Julia took the chance to share with us how she started in the HIV prevention field and how she became the director of EVA Association in Russia

Welcome Julia!

"I started to work in the central part of Russia, in Orel, at Phoenix PLUS. I remember my first project in 2006, which focused only on women living with HIV. It was a very complex application, writing and coordinating it with partners took a lot of effort and time. However, in the end, our application was evaluated as the best one and the project could start. The most difficult thing for me was to hand over my "toughest" project to a young HIV consultant, to Sofia. At that moment, I could not understand the reasons; my manager told me if we give, we will receive, too. In the end, after much reflection, I remained just a volunteer for this project. I was told during individual counselling sessions how the self-help group for women living with HIV is well conducted. I cried happily, when I read the brochure that was written by Sofia, the project coordinator. Probably, at that moment I realized that every person in the NGO is like a ship, they are all unique individuals and go their own ways.

Seven years after these events, I went to Chisinau and saw the same brochure "Sofia", translated into Moldovan. I was happy. It was not in vain.

In 2012, I received a call from Nastia Solovieva from St. Petersburg. She offered me a job at EVA Association.
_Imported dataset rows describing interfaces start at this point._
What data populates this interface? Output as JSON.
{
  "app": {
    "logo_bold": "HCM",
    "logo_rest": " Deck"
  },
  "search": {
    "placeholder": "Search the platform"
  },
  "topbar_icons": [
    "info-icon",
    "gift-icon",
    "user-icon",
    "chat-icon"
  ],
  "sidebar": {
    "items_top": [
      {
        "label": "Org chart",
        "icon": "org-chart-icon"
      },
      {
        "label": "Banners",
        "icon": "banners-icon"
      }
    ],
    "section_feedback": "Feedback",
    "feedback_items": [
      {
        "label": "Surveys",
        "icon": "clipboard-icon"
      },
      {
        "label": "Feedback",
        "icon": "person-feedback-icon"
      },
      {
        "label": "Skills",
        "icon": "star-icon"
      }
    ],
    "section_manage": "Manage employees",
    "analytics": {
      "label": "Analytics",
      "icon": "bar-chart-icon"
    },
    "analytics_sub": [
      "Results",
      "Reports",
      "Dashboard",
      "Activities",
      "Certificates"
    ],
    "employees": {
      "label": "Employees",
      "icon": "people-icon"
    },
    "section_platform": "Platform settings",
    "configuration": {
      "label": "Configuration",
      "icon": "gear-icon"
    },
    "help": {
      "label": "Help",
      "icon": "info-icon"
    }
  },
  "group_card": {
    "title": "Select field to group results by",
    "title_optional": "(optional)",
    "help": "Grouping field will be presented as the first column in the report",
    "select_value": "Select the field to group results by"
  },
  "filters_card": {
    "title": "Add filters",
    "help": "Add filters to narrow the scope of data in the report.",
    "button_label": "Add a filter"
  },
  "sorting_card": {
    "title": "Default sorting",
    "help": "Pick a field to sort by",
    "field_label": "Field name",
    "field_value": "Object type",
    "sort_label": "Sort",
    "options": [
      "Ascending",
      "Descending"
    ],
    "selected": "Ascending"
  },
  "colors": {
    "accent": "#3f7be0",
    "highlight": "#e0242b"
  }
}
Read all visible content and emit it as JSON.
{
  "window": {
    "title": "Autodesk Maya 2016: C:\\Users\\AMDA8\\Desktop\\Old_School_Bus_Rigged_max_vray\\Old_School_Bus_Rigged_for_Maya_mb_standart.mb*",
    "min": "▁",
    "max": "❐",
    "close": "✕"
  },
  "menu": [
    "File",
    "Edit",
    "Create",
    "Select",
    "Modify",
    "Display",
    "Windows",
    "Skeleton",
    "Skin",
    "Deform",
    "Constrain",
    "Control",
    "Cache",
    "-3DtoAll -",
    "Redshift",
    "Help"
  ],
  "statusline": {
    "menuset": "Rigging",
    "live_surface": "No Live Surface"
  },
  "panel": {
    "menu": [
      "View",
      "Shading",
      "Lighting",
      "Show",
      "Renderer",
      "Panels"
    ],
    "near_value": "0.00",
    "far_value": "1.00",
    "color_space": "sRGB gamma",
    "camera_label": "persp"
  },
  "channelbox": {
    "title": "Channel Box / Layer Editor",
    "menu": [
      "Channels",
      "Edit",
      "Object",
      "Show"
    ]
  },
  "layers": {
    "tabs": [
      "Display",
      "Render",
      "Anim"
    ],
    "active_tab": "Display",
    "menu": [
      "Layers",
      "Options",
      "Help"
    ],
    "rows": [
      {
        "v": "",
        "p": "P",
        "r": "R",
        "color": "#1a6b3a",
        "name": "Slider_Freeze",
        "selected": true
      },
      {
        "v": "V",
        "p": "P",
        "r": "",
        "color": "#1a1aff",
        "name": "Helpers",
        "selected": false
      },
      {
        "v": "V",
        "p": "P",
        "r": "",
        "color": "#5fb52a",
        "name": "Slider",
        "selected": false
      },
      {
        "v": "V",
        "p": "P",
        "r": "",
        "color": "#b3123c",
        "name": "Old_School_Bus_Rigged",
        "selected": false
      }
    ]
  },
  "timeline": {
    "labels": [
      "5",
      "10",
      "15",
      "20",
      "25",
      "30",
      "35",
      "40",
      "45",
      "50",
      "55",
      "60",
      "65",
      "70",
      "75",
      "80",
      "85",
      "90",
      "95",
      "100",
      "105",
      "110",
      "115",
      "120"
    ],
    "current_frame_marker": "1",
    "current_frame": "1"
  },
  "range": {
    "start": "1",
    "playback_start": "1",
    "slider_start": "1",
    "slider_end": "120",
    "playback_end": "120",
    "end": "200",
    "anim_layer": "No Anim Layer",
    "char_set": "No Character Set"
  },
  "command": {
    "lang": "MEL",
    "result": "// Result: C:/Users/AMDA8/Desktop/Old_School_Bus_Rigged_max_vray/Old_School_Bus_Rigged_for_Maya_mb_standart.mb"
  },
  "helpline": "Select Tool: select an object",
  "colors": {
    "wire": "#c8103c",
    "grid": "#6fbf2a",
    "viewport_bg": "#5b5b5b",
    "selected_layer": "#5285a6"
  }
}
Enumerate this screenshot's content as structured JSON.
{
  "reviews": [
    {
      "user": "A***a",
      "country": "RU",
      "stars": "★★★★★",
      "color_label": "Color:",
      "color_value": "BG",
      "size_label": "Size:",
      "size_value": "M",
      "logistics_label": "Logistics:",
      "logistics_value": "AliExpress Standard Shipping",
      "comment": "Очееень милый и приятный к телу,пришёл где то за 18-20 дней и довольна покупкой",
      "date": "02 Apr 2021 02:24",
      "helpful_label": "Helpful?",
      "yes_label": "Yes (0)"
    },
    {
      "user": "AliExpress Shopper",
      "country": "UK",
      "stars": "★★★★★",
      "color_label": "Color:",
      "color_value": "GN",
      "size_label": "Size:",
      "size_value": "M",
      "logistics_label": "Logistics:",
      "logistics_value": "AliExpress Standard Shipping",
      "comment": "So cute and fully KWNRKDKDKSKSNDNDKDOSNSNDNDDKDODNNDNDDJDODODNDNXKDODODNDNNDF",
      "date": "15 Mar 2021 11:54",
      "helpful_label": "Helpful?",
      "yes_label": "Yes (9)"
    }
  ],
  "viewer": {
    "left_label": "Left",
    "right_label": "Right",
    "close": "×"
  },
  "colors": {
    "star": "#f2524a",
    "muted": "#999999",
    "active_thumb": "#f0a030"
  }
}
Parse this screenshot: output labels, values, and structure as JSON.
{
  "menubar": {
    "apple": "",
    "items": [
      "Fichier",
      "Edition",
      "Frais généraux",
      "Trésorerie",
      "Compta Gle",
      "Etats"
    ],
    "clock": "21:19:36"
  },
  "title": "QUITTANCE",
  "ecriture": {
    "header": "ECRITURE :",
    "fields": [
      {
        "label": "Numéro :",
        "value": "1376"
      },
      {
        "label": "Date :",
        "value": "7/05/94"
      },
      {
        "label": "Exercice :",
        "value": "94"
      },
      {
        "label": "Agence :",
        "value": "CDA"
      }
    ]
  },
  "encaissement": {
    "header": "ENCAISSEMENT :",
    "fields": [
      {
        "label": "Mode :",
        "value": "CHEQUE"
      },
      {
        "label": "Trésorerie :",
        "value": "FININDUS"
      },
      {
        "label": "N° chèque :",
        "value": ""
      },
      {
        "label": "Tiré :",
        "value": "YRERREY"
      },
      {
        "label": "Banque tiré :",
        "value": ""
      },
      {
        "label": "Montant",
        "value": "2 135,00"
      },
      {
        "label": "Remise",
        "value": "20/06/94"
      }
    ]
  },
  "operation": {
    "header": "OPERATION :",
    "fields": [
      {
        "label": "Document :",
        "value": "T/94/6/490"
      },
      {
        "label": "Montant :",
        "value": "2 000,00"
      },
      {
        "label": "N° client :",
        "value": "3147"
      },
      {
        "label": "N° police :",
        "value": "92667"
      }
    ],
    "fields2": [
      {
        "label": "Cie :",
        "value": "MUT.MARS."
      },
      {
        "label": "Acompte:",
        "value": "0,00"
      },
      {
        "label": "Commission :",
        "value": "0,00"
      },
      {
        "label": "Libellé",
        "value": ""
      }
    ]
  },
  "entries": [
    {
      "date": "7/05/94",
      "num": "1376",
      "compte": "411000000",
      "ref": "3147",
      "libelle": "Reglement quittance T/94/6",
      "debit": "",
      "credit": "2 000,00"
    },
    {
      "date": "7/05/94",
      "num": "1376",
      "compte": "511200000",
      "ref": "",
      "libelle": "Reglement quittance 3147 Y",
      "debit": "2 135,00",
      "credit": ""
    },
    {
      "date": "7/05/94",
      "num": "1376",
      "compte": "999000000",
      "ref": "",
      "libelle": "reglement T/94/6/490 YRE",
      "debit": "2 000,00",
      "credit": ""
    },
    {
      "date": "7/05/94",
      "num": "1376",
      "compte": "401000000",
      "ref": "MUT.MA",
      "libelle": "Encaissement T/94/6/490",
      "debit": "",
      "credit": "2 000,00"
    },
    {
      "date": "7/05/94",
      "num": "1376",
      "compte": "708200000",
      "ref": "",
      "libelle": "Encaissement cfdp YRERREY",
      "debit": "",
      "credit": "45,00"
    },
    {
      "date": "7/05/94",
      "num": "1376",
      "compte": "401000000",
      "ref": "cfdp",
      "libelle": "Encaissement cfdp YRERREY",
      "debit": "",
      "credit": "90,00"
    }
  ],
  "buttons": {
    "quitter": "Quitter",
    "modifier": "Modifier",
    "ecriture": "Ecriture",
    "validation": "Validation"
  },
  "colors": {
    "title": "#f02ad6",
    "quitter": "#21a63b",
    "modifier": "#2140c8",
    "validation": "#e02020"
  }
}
I did not take it seriously, because I knew what a job at an NGO is - you have to look for funding yourself. Working in an NGO is not stabile. A second call followed, then the third. Deep down, I understood that working in an NGO is about flexibility, too, minimal bureaucracy, a greater focus on clients and about “living your dream”. So I moved to St. Petersburg. In 2013, the executive director of EVA Association was re-elected and at the general meeting, I was elected for the position of director. Nastia Solovieva and Sasha Volgina, who were the previous directors, left plenty of plans and in fact, during the first three years, I was implementing their ideas: strengthening the interaction of members, implementing low-threshold projects on rapid testing, changing the legislation on IVF for women living with HIV.

In my 10 years of work experience, people who worked at EVA have changed. I now feel comfortable with new people coming, leaving their mark and moving on. This is a feature of the NGO sphere. Now EVA has representatives in more than 40 cities in Russia. We analyse the effectiveness of government funding for prevention programs and write proposals for the community to amend legislation that discriminates people living with HIV."